I believe that we consume as much as we do in the pursuit of happiness. Western Industrialized societies are imbued with the idea that having more leads to happiness. So we work long hours, sometimes at jobs we dislike or find stressful in order to acquire more.
Researchers have now determined that our happiness is impacted in the following ways (Lyubomirsky, The How of Happiness):
• 50% is based on our genetic make up. Some people are just born happier than others.
• 10% of our happiness is based on our circumstances. In other words, as long as our basic needs for food, shelter and safety are met we can be happy.
This last statement is a key to happiness. Let me say it another way:
Having different life circumstances can only improve our happiness by, at the most, 10%. To quote Lyubomirsky:
“….Only about 10 % of the variance in our happiness is explained by changes in our circumstances. –that is whether we are rich or poor, healthy or unhealthy, beautiful or plain, married or divorced, etc.” (Lyubomirsky, The How of Happiness p. 21)
• 40% of our happiness is based on what we choose to do and think
According to a great deal of research, the happiest people have the following thinking and behaviour patterns. They:
o Devote a great amount of time to their family and friends nurturing and enjoying those relationships.
o Are comfortable expressing gratitude for all they have.
o Are often the first to offer help to co-workers and passers by.
o Practice optimism when imagining their futures.
o Savour life’s pleasures and try to dwell in the present moment.
o Make physical exercise a weekly or even daily habit.
o Are deeply committed to lifelong goals and ambitions (for example fighting fraud, building cabinets, or teaching their children deeply held values, etc.)
o Cope with challenges with poise and dignity.
So, all of those of us, including me, need to take this into account in our decisions about how we spend our time and energy. Perhaps we can refocus our lives so that we spend less time doing activities that do not lead to happiness and more time on activities that do. This could mean consuming a lot less and acquiring a lot less.
If we spend our time on the activities listed above we would perhaps make very different decisions about what we need in terms of consumable “stuff” and that could lead to a lot less demands being placed on our environment.
It could mean a lot less stress for everyone as well. And that sounds to me like a virtuous cycle. Less acquisitions leads to less stress leads to more happiness which leads to even less stress and so on….
It’s a lovely scenario. And all we have to do to create it is believe and then live it.
And if enough of us start living in these ways we might even learn a new lifestyle that would be less hard on our biosphere. Because the real source of strain on the biosphere is our quest for more and more stuff.

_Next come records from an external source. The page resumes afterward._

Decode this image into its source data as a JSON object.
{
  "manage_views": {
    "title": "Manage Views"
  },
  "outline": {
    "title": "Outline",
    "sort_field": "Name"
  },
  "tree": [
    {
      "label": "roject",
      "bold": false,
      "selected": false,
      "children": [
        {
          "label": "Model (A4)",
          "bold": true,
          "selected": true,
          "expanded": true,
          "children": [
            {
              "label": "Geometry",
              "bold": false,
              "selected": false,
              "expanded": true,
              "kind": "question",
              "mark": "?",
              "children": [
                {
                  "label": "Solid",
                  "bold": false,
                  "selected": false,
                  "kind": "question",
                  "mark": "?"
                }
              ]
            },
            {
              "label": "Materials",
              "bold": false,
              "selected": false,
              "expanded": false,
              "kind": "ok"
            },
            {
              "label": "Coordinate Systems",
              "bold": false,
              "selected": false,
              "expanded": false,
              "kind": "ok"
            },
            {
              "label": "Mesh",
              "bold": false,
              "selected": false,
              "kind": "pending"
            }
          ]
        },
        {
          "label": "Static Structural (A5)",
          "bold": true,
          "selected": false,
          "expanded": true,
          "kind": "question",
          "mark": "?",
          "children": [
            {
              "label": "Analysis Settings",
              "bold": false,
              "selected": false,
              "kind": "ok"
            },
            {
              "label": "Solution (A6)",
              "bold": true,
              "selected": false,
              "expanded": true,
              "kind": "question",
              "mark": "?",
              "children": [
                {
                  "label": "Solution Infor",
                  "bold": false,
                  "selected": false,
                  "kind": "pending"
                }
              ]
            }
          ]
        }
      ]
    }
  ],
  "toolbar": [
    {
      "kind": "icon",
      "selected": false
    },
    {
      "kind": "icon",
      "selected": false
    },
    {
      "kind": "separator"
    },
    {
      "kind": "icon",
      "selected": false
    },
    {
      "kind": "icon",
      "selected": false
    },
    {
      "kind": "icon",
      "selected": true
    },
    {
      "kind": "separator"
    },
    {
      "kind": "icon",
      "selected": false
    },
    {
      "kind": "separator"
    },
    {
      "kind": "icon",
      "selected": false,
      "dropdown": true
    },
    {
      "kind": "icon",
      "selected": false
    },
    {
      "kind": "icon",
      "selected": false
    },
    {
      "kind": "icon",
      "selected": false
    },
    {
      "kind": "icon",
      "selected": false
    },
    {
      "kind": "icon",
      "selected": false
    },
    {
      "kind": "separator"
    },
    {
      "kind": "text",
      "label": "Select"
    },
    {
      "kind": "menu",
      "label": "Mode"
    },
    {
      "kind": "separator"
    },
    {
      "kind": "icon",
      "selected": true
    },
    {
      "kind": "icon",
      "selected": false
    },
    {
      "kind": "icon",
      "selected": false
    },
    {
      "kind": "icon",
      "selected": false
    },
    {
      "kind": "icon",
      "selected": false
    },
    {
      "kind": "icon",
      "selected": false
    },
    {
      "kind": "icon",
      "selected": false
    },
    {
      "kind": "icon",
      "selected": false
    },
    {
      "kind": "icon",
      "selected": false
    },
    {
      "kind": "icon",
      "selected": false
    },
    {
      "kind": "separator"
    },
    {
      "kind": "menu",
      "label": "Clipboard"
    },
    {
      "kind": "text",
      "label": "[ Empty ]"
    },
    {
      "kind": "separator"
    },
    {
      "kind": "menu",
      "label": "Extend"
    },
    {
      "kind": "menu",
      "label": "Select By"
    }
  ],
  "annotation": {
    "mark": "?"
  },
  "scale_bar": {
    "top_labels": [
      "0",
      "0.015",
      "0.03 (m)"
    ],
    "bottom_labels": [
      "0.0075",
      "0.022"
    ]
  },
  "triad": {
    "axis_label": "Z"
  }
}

If the reason for this quest is that we believe these things will make us happier we now know we are wrong and that we can be happy through a very different approach to our lives.
That would be good for us and for the environment!
What do you think?